Ping-An Good Doctor

With 184 million retail customers and 538 million internet users, Ping An is one of the largest financial services companies in the world and China’s biggest insurer by market value

Ranking 29th in Fortune magazine's Global 500, Ping An has annual revenues of $163.6 billion and profit of $16.2 billion (2018)

The firm's expansion is driven by two strategies, relying on big data expertise, "pan financial assets" and "pan healthcare",  the later being of special relevance as innovative effort to bring together health services and artificial intelligence on an on-line medical platform

The online medical services is the core business on the 'Good Doctor' platform, received with considerable success (300 million registered users and 62.7 million monthly active users of which 2.2 million are paying users  (as of June '19)

The firm's basic  “Health 360” 199 yuan  ($29) subscription offers online consultation, facilitation of offline medical treatments and express medicine deliveries

The recently introduced 'Private Doctor VIP Membership' upgrade vies for deeper integration across health services,  entitling users to

  • unlimited online consultations, access to an expert group of medical professionals comprising renowned doctors in the respective fields from the top 100 hospitals across the country,
  • medical appointment services, certain health checks, discounts on medicines and accompanied hospital visit services for seniors
  • 24/7 online consultation, secondary medical opinion, offline hospital outpatient treatment arrangement, health management, and chronic disease management

Equally ambitious is Ping-An Good Doctor's commitment to realign the architecture of health services on the cloud-based platform, by linking Internet hospitals, pharmacies, clinics and village doctors in a network actively supported by the central authorities

According to the company, "Ping An Good Doctor fully considers the different needs of governments and local medical institutions and uses expertise and capabilities to connect medical treatment, medication and Social Health Insurance coverage on the one Internet platform"

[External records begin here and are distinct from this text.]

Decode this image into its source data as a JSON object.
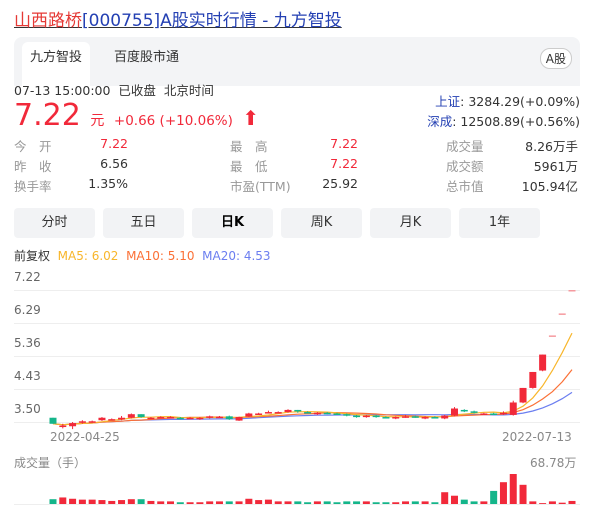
{
  "title": {
    "name": "山西路桥",
    "rest": "[000755]A股实时行情 - 九方智投"
  },
  "tabs": [
    "九方智投",
    "百度股市通"
  ],
  "market_badge": "A股",
  "status": {
    "time": "07-13 15:00:00",
    "state": "已收盘",
    "tz": "北京时间"
  },
  "price": {
    "value": "7.22",
    "unit": "元",
    "change": "+0.66 (+10.06%)"
  },
  "indices": [
    {
      "name": "上证",
      "value": "3284.29(+0.09%)"
    },
    {
      "name": "深成",
      "value": "12508.89(+0.56%)"
    }
  ],
  "stats": [
    {
      "label": "今　开",
      "value": "7.22",
      "red": true
    },
    {
      "label": "最　高",
      "value": "7.22",
      "red": true
    },
    {
      "label": "成交量",
      "value": "8.26万手"
    },
    {
      "label": "昨　收",
      "value": "6.56"
    },
    {
      "label": "最　低",
      "value": "7.22",
      "red": true
    },
    {
      "label": "成交额",
      "value": "5961万"
    },
    {
      "label": "换手率",
      "value": "1.35%"
    },
    {
      "label": "市盈(TTM)",
      "value": "25.92"
    },
    {
      "label": "总市值",
      "value": "105.94亿"
    }
  ],
  "periods": [
    "分时",
    "五日",
    "日K",
    "周K",
    "月K",
    "1年"
  ],
  "active_period": "日K",
  "ma": {
    "adj": "前复权",
    "ma5": "MA5: 6.02",
    "ma10": "MA10: 5.10",
    "ma20": "MA20: 4.53"
  },
  "colors": {
    "up": "#f1293a",
    "down": "#14b58a",
    "ma5": "#f8b62b",
    "ma10": "#fb7036",
    "ma20": "#6b7ef0"
  },
  "chart_data": {
    "type": "candlestick",
    "y_ticks": [
      "7.22",
      "6.29",
      "5.36",
      "4.43",
      "3.50"
    ],
    "ylim": [
      3.5,
      7.22
    ],
    "x_labels": [
      "2022-04-25",
      "2022-07-13"
    ],
    "volume_label": "成交量（手）",
    "volume_max": "68.78万",
    "ohlc": [
      [
        3.62,
        3.62,
        3.45,
        3.45
      ],
      [
        3.4,
        3.45,
        3.32,
        3.4
      ],
      [
        3.38,
        3.5,
        3.3,
        3.47
      ],
      [
        3.5,
        3.55,
        3.45,
        3.52
      ],
      [
        3.5,
        3.54,
        3.48,
        3.52
      ],
      [
        3.55,
        3.64,
        3.53,
        3.62
      ],
      [
        3.58,
        3.6,
        3.55,
        3.58
      ],
      [
        3.57,
        3.67,
        3.55,
        3.62
      ],
      [
        3.62,
        3.74,
        3.6,
        3.72
      ],
      [
        3.72,
        3.72,
        3.62,
        3.64
      ],
      [
        3.6,
        3.64,
        3.58,
        3.62
      ],
      [
        3.62,
        3.66,
        3.6,
        3.64
      ],
      [
        3.64,
        3.66,
        3.62,
        3.64
      ],
      [
        3.62,
        3.64,
        3.58,
        3.6
      ],
      [
        3.62,
        3.64,
        3.6,
        3.62
      ],
      [
        3.6,
        3.64,
        3.56,
        3.62
      ],
      [
        3.62,
        3.68,
        3.6,
        3.66
      ],
      [
        3.64,
        3.67,
        3.62,
        3.65
      ],
      [
        3.66,
        3.68,
        3.56,
        3.58
      ],
      [
        3.54,
        3.65,
        3.53,
        3.64
      ],
      [
        3.65,
        3.76,
        3.64,
        3.74
      ],
      [
        3.72,
        3.76,
        3.7,
        3.74
      ],
      [
        3.76,
        3.82,
        3.74,
        3.78
      ],
      [
        3.78,
        3.8,
        3.76,
        3.78
      ],
      [
        3.78,
        3.86,
        3.76,
        3.84
      ],
      [
        3.84,
        3.84,
        3.76,
        3.8
      ],
      [
        3.78,
        3.8,
        3.74,
        3.76
      ],
      [
        3.74,
        3.78,
        3.7,
        3.76
      ],
      [
        3.76,
        3.78,
        3.72,
        3.74
      ],
      [
        3.74,
        3.76,
        3.7,
        3.72
      ],
      [
        3.72,
        3.74,
        3.66,
        3.68
      ],
      [
        3.68,
        3.7,
        3.62,
        3.64
      ],
      [
        3.64,
        3.7,
        3.62,
        3.68
      ],
      [
        3.68,
        3.7,
        3.62,
        3.64
      ],
      [
        3.64,
        3.66,
        3.6,
        3.62
      ],
      [
        3.62,
        3.66,
        3.58,
        3.64
      ],
      [
        3.64,
        3.7,
        3.62,
        3.66
      ],
      [
        3.66,
        3.68,
        3.62,
        3.64
      ],
      [
        3.62,
        3.66,
        3.58,
        3.64
      ],
      [
        3.64,
        3.66,
        3.6,
        3.62
      ],
      [
        3.6,
        3.7,
        3.58,
        3.68
      ],
      [
        3.68,
        3.92,
        3.66,
        3.88
      ],
      [
        3.84,
        3.86,
        3.78,
        3.8
      ],
      [
        3.8,
        3.82,
        3.74,
        3.76
      ],
      [
        3.72,
        3.76,
        3.7,
        3.74
      ],
      [
        3.74,
        3.76,
        3.7,
        3.72
      ],
      [
        3.72,
        3.8,
        3.7,
        3.76
      ],
      [
        3.7,
        4.1,
        3.68,
        4.05
      ],
      [
        4.05,
        4.46,
        4.03,
        4.46
      ],
      [
        4.46,
        4.91,
        4.44,
        4.91
      ],
      [
        4.95,
        5.4,
        4.93,
        5.4
      ],
      [
        5.94,
        5.94,
        5.94,
        5.94
      ],
      [
        6.56,
        6.56,
        6.56,
        6.56
      ],
      [
        7.22,
        7.22,
        7.22,
        7.22
      ]
    ],
    "volume_wan": [
      11,
      15,
      12,
      10,
      10,
      9,
      7,
      9,
      11,
      11,
      7,
      6,
      6,
      4,
      4,
      4,
      6,
      6,
      6,
      6,
      12,
      9,
      10,
      6,
      6,
      6,
      4,
      6,
      6,
      4,
      6,
      6,
      6,
      4,
      4,
      4,
      6,
      6,
      6,
      4,
      27,
      19,
      10,
      6,
      6,
      30,
      50,
      68.78,
      44,
      6,
      2,
      6,
      3,
      7
    ]
  }
}
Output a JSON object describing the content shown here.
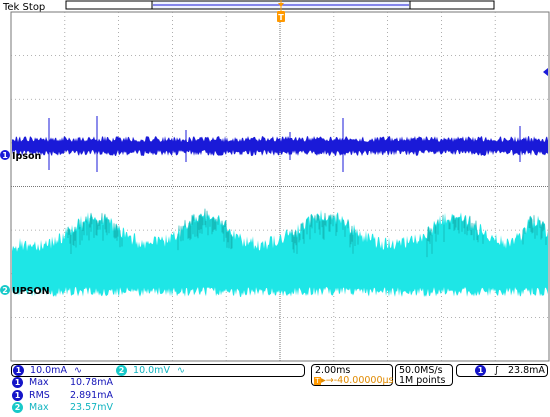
{
  "status": {
    "brand": "Tek",
    "state": "Stop"
  },
  "trigger_marker": "T",
  "channels": {
    "ch1": {
      "number": "1",
      "label": "Ipson",
      "scale": "10.0mA",
      "bw_icon": "bandwidth-limit-icon",
      "color": "#1a1ad8"
    },
    "ch2": {
      "number": "2",
      "label": "UPSON",
      "scale": "10.0mV",
      "bw_icon": "bandwidth-limit-icon",
      "color": "#1ee6e6"
    }
  },
  "measurements": [
    {
      "channel": "1",
      "name": "Max",
      "value": "10.78mA"
    },
    {
      "channel": "1",
      "name": "RMS",
      "value": "2.891mA"
    },
    {
      "channel": "2",
      "name": "Max",
      "value": "23.57mV"
    }
  ],
  "timebase": {
    "scale": "2.00ms",
    "position": "-40.00000µs"
  },
  "acquisition": {
    "rate": "50.0MS/s",
    "length": "1M points"
  },
  "trigger": {
    "channel": "1",
    "slope_icon": "rising-edge-icon",
    "level": "23.8mA"
  },
  "colors": {
    "grid": "#9a9a9a",
    "ch1": "#1a1ad8",
    "ch2": "#1ee6e6",
    "ch2_dark": "#10908f",
    "trigger": "#ff9900"
  }
}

  • As of June '19, over 47,000 clinics and over 36 000 off-line retail pharmacies had been registered on the platform
  • Linking village doctors in poverty-stricken areas, the company has introduced specific application software, examination and test equipment, and multi-scenario remote training programs on the platform, upgrading 600 rural clinics and training 7 000 rural doctors 

Fully supportive of "Internet + Healthcare", official Chinese policy is integrating regulatory features (such as approved medical charges and reimbursements) on the platform

Far from alone in the online health arena, competition is fierce : rated as 'first-choice' by 73% of the users, according to Chinese monitoring platform Trustdata, Ping An's leadership is secured by growing traffic (+30% year-on-year in Q3-2019)

  • In-house doctors and cooperation agreements with 29 global health industry leaders, announced in August '19, are driving momentum
  • Good Doctor's dominant position, with 70% of the total time spent on online healthcare applications, is the strong incentive health officials seek in their effort to overhaul medical practice across health institutions

 

In an effort to resolve the constraints weighing down Chinese health services, Ping An, as lead insurer drawing the financial industry in its wake, is doing the regulator's bidding

But the firm's economic interest marks Internet + Healthcare's limitations as well

The Chinese officials undoubtedly hope that the drive towards cloud-based health services will be deeply transformative of access to medical advice and spill over, benefiting all Chinese on the back of today's universal mobile smartphone access

 

Well, maybe ...

 

As for the 'Good Doctor', following a 2015 $400 million private placement from Softbank Vision Fund, the company, spun-off from Ping-An, was listed on the Hong Kong exchange (ticker 01833) as of May '18, valued at a market cap of approx. $6.5 billion today (Nov. '19)

JP Morgan has assigned an "Overweight" rating to Ping An Good Doctor and Bloomberg, expecting its online consultation numbers to triple by 2021, recognized the firm with its "Listed Enterprise of the Year 2019" award in November '19